The M1879 Reichsrevolver or Reichs-Commissions-Revolver Modell 1879 and 1883 were service revolvers used by the German Army from 1879 to 1908, when it was superseded by the Luger.
The two versions of the revolver differ only in barrel length (The M1883 had a 5-inch barrel). Although the design was dated, the weapon was extremely robust, and they were still used through World War I. The M1879 is referred to as the "cavalry model" and the M1883 as the "officer`s model," by collectors, which were not official designations.
Design Both models were single-action, solid frame, non-ejecting six-shot revolvers. The caliber was an indigenous 10.6×25mmR with a medium-length cartridge case, comparable to the contemporary .44 Russian round in size and power. Loading was via a gate on the revolver`s right side, and the cylinder was released by pulling the hammer to half-cock. Removing empty cartridges could be done by removing the cylinder by withdrawing the axis pin, and then removing the casings by hand, but in actual practice a separate small rod (stored in the ammunition pouch) was used to push the casings out without having to remove the cylinder. A unique feature among these revolvers was the safety lever, which was often applied with the hammer resting in the half-cock position.
Most revolvers came with a lanyard ring for attachment to the uniform.
Used by - German Empire

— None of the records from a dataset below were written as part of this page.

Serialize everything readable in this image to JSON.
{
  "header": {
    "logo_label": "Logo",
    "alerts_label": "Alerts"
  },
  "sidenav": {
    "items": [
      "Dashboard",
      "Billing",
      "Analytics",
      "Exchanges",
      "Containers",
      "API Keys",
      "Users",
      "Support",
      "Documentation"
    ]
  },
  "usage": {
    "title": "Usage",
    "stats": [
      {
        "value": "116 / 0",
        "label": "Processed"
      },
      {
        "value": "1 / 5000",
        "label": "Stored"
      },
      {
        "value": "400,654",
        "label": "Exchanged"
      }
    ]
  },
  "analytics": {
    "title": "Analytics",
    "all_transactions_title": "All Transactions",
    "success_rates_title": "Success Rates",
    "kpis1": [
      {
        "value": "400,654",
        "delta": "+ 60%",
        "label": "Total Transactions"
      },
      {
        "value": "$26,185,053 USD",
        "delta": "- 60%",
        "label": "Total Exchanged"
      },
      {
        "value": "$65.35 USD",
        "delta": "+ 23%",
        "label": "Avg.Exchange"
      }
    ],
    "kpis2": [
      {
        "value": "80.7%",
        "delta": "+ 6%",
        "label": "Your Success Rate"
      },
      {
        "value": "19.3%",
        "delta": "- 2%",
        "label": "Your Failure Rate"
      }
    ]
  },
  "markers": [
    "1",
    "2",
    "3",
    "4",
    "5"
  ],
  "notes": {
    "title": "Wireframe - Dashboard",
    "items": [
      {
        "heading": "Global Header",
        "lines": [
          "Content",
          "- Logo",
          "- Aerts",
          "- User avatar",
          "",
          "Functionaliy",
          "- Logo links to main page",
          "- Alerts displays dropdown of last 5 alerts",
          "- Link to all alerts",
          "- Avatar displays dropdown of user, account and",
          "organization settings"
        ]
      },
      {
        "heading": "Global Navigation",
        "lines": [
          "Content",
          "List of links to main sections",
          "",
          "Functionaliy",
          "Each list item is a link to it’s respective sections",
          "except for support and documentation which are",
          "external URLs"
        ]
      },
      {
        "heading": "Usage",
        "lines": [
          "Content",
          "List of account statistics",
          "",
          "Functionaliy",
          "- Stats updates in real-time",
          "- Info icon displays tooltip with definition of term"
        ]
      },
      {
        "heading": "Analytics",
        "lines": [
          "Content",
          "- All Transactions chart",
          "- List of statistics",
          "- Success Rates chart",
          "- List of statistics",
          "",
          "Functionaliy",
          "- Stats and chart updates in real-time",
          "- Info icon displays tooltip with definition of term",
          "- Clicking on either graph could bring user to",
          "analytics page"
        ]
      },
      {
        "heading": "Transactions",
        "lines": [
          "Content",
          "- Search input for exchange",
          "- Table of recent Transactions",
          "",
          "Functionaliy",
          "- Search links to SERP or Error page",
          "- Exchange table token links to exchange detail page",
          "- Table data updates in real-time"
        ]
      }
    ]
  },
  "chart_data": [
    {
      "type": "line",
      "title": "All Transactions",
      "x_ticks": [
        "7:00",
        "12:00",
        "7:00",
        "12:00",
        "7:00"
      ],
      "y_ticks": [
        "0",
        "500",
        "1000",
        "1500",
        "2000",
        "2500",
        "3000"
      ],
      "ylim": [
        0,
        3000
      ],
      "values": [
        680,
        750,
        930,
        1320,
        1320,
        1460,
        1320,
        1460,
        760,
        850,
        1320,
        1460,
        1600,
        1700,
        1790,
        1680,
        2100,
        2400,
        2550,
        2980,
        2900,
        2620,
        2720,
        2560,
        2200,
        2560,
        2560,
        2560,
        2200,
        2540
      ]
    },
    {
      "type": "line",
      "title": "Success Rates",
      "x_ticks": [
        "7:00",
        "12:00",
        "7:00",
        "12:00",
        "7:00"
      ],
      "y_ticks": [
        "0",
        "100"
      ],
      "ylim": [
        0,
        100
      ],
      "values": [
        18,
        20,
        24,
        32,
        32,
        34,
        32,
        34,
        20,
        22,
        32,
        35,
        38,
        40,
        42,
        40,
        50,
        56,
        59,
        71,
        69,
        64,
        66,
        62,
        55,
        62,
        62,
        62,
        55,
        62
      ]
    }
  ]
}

Wars - German colonial conflicts - Boxer Rebellion - World War I - World War II
Small Arms of WWI Primer 006: German Reichsrevolver M1879 Revolver